It is crucial to continue the modest gains in accountability and transparency that took place during the latter years of the Obama administration, including revamped use of force guidelines and strengthened internal affairs agencies. The Trump administration’s proposal to hire 5,000 more Border Patrol agents, increasing the force by a quarter, is not only unnecessary—it would be disastrous for the institution if it happens in a context of eroding human rights and corruption protections.
The system for adjudicating asylum and refugee protection claims needs to be reformed. An increase in violence has forced hundreds of thousands of Central American families and unaccompanied children to flee to neighboring countries, including the United States. But the Department of Justice still has only 300 judges nationwide to decide whether migrants deserve protected status, after an increase of 65 in the past two years. A Central American parent and child who show up at the border and ask U.S. agents for protection will be added to a judge’s ballooning docket, their case likely in limbo until 2019 or later. Access to legal counsel is a key factor in successful asylum claims. According to Syracuse University’s Transactional Records Access Clearinghouse (TRAC), families with access to immigration lawyers have a “more than fourteen-fold” greater chance of receiving asylum status than those who did not have lawyers.

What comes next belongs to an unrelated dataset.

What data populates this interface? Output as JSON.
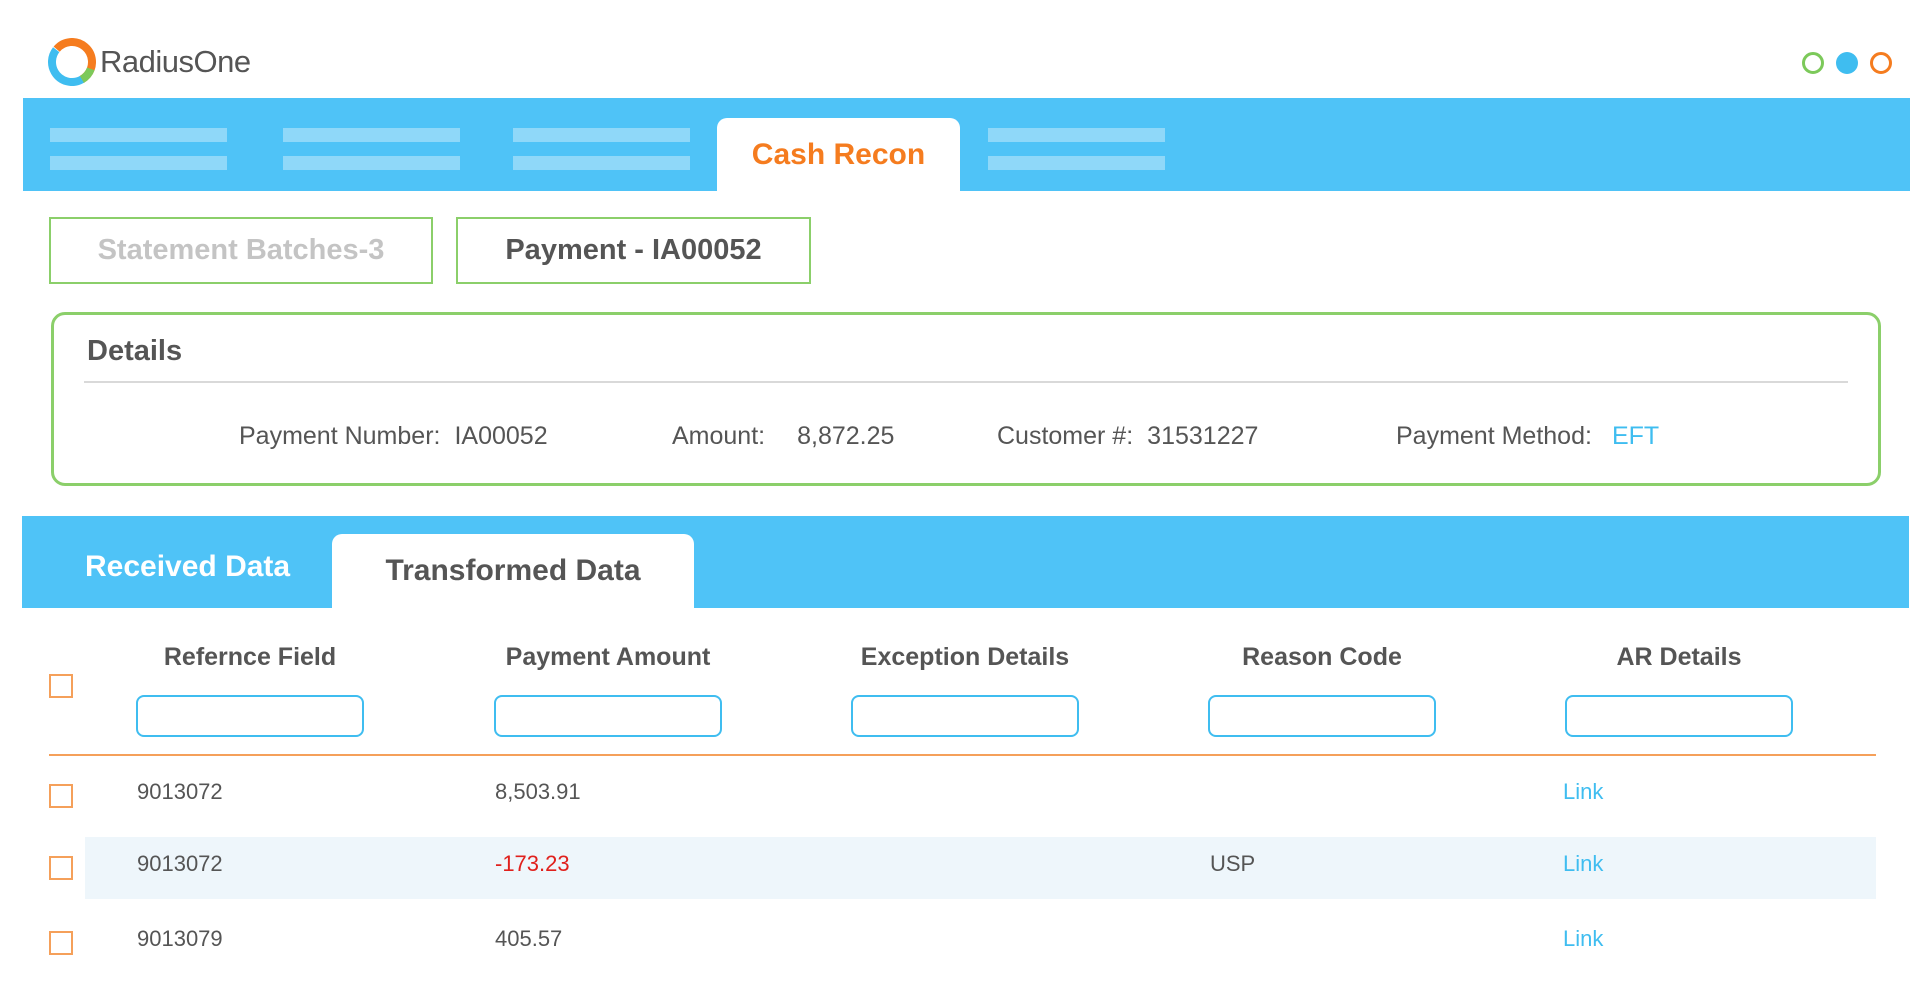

Border Patrol’s ability to cover remote areas, meanwhile, remains inadequate. Drones, radar-equipped aerostats, tower-mounted cameras, and other technology have given unprecedented visibility over what is crossing. Sometimes this includes drug smugglers but often this includes migrants in distress, wandering lost in scorching desert heat. But much of what gets detected is in areas so remote that a Border Patrol agent could spend most of his or her shift simply driving to the site where a gadget recorded an incident. Instead of adding more Border Patrol agents nationwide, the agency will need to redeploy its personnel more flexibly, whether spending days at a time in rustic “forward operating posts” or relocating temporarily from the majority of “quieter” sectors to the minority of busier ones.
The U.S. government, meanwhile, should do more to overcome a key obstacle: corrupt links between organized crime and government in many Mexican localities. These local linkages enabled atrocities like the 2010 murder of 72 mostly Central American migrants near the U.S. border, and the notorious 2014 disappearance of 43 students in Iguala, Guerrero who were last seen in police custody. U.S. agencies must prioritize supporting brave reformers inside and outside Mexico’s government.
The changes we propose here may sound like tweaks—and they are, as they will cost a fraction of President Trump’s proposals. But tweaks are all that are needed right now: despite what we often hear, there is no security emergency at the U.S.-Mexico border. (The flow of Central Americans fleeing violence is a humanitarian emergency, but not a security threat.) Challenges remain, and require maintenance of a strong border. But grandiose, expensive proposals that antagonize our neighbor and endanger people seeking refuge are simply unnecessary.